Coming home from a run on Manhattan’s West Side Highway, I noticed a bold sign: “Don’t Honk, $350 Penalty.” I’m not sure that the sign, mounted above cross walk lights, is visible to drivers but they’re certainly getting the message through other channels—the Taxi and Limousine Commission chief David Yassky sent a message to 13,000 cab drivers to reinforce the city’s noise code which states that “the use of vehicle horns is illegal, except as a warning in situations of imminent danger.” This notice, plus a warning about the stiff fine, caught the media’s attention. Continue reading
New York City may not be known for its outdoor spaces (with the exception of a few parks), however, recently, the Bloomberg administration has done a great job at “beautifying” NYC and creating a safer and more pleasing streetscape.

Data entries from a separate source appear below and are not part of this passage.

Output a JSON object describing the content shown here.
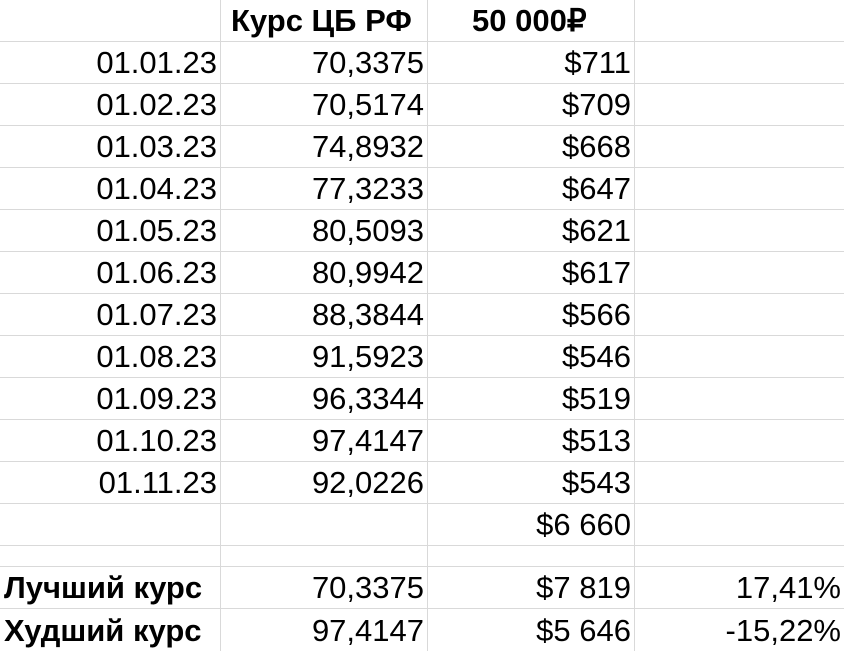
{
  "header": {
    "rate_label": "Курс ЦБ РФ",
    "amount_label": "50 000₽"
  },
  "rows": [
    {
      "date": "01.01.23",
      "rate": "70,3375",
      "usd": "$711"
    },
    {
      "date": "01.02.23",
      "rate": "70,5174",
      "usd": "$709"
    },
    {
      "date": "01.03.23",
      "rate": "74,8932",
      "usd": "$668"
    },
    {
      "date": "01.04.23",
      "rate": "77,3233",
      "usd": "$647"
    },
    {
      "date": "01.05.23",
      "rate": "80,5093",
      "usd": "$621"
    },
    {
      "date": "01.06.23",
      "rate": "80,9942",
      "usd": "$617"
    },
    {
      "date": "01.07.23",
      "rate": "88,3844",
      "usd": "$566"
    },
    {
      "date": "01.08.23",
      "rate": "91,5923",
      "usd": "$546"
    },
    {
      "date": "01.09.23",
      "rate": "96,3344",
      "usd": "$519"
    },
    {
      "date": "01.10.23",
      "rate": "97,4147",
      "usd": "$513"
    },
    {
      "date": "01.11.23",
      "rate": "92,0226",
      "usd": "$543"
    }
  ],
  "total": {
    "usd": "$6 660"
  },
  "best": {
    "label": "Лучший курс",
    "rate": "70,3375",
    "usd": "$7 819",
    "pct": "17,41%"
  },
  "worst": {
    "label": "Худший курс",
    "rate": "97,4147",
    "usd": "$5 646",
    "pct": "-15,22%"
  }
}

I have always loved shutting down the streets in Toronto’s Kensington Market to cars for the final Sunday of every month from May through October. The streets flood with people and performers. It is obvious this is something desperately wanted by many, and some local businesses boom when it happens.
For years I, and many others, have been frustrated that we cannot shut these streets and others around the city to cars on a more regular, if not, permanent basis. I have written about this frustration in the past. It had never occurred to me that there could be a serious downside to creating a permanent no-car zone in a place like Kensington.

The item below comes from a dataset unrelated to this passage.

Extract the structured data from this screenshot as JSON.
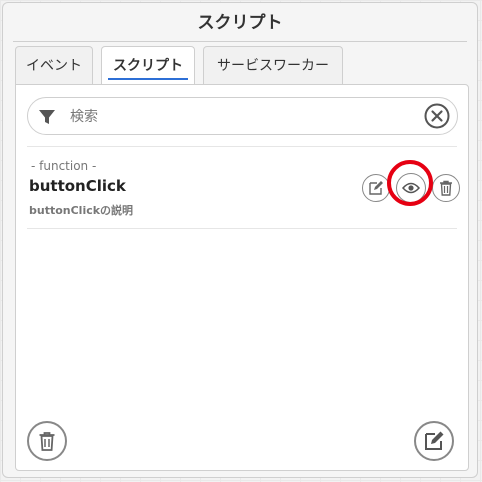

By Jake Tobin Garrett
401 Richmond in downtown Toronto is an adaptive reuse of an old tin factory into a hub of artist studios and galleries. Located at the corner of Spadina Ave and Richmond St West, this huge brick building extends its exterior, dotted with old loading docks, one entire full block east to Peter St. Up until just a few months ago, however, the south side of this stretch of road had no sidewalk. In order to walk east, you had to cross the street and use the thin strip of sidewalk there.

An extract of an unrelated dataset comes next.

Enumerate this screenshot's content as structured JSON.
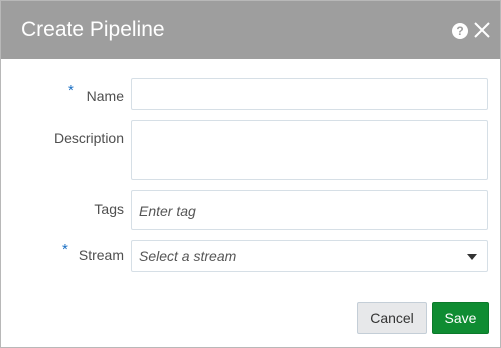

Here at OpenCity, we’re continually broadening the typical definition of design. Not only about creating shiny and slick objects of desire or building a better kitchen. Good design can help solve problems. It enhances our experiences, both big and small. It creates solutions that satisfy opposing interests. Design thinking requires identifying many stakeholders and researching each of their specific needs.
Let’s examine the different stakeholders involved in hosting an international summit.